## Task item
Gather all lines in the entries that include the word "duration".

Data extracts below:

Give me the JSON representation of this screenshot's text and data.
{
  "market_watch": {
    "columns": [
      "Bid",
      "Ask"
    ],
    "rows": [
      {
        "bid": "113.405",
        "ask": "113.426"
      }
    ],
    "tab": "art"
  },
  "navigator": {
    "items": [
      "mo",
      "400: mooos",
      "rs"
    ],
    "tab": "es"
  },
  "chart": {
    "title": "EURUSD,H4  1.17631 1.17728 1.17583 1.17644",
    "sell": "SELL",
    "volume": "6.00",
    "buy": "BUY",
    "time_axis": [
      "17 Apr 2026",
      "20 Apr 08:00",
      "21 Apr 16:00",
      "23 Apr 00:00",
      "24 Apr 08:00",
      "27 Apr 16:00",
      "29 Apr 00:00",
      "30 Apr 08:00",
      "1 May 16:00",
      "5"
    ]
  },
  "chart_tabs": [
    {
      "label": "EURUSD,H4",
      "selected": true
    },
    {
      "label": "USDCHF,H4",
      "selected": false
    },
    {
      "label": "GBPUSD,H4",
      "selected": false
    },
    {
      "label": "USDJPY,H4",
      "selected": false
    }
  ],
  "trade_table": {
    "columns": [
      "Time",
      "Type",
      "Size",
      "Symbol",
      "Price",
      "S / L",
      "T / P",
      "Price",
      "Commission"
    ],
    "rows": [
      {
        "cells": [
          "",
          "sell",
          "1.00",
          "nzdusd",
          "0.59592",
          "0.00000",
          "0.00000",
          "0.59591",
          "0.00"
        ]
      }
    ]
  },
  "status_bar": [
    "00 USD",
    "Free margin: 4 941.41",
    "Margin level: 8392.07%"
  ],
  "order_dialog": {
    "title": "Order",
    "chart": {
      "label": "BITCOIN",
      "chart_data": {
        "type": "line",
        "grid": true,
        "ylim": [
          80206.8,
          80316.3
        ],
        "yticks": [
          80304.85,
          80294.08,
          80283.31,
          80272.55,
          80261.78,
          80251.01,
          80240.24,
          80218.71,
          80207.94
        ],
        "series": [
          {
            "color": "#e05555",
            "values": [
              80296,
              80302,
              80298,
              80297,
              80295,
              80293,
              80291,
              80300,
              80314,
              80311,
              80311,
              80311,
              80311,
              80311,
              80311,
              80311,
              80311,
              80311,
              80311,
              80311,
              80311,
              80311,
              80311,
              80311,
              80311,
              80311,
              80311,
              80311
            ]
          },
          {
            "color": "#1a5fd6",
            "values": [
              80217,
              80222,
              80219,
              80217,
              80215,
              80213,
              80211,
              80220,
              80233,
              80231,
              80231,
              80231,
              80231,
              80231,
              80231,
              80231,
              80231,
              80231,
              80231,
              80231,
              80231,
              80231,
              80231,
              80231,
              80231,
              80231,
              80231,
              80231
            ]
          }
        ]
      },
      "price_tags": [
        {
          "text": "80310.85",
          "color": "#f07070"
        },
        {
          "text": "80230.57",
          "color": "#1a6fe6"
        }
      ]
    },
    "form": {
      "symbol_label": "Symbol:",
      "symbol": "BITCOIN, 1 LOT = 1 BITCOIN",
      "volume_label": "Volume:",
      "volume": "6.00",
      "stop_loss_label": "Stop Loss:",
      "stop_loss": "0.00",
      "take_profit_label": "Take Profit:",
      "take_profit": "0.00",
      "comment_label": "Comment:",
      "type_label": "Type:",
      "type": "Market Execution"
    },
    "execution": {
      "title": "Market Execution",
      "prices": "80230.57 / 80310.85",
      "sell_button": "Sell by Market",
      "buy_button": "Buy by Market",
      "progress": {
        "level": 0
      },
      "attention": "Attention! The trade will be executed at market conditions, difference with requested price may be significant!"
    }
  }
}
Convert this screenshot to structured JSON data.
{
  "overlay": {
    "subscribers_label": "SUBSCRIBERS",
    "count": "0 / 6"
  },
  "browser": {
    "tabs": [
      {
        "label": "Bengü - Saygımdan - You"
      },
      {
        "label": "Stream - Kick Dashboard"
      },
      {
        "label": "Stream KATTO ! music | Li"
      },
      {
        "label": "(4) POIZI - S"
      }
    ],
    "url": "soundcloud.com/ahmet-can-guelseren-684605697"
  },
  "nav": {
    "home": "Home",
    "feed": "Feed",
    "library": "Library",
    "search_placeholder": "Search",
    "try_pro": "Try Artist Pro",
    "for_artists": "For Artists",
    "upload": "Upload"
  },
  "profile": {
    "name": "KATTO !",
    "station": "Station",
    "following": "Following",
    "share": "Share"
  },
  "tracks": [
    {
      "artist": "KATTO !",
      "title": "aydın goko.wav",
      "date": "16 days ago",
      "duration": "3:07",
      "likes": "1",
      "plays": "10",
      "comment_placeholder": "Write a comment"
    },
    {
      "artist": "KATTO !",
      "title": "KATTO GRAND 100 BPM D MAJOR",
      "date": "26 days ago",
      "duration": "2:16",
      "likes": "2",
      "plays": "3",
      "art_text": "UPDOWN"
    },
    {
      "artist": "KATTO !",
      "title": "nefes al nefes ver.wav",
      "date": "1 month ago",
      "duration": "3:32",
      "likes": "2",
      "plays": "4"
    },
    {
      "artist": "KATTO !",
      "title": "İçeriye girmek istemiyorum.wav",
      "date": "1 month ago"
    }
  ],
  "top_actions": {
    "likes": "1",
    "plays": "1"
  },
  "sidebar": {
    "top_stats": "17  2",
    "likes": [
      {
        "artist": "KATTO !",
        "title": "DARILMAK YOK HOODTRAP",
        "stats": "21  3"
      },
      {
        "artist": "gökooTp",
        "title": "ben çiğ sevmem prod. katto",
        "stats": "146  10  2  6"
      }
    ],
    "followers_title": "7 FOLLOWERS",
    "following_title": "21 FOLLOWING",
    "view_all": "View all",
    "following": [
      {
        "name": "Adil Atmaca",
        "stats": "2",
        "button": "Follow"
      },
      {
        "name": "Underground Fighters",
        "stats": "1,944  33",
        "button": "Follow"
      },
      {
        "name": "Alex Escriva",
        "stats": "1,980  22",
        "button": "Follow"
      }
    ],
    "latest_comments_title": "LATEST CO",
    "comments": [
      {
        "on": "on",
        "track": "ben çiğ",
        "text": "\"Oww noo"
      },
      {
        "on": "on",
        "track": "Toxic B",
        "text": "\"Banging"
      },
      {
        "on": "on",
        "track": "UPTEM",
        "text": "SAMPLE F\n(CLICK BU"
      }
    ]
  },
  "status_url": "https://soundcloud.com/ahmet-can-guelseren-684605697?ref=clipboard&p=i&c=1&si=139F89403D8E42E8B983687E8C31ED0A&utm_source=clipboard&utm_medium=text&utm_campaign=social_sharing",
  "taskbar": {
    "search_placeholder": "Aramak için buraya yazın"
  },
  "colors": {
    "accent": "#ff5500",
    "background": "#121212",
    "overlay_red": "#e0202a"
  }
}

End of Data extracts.

## Output of the exercise
      "duration": "3:07",
      "duration": "2:16",
      "duration": "3:32",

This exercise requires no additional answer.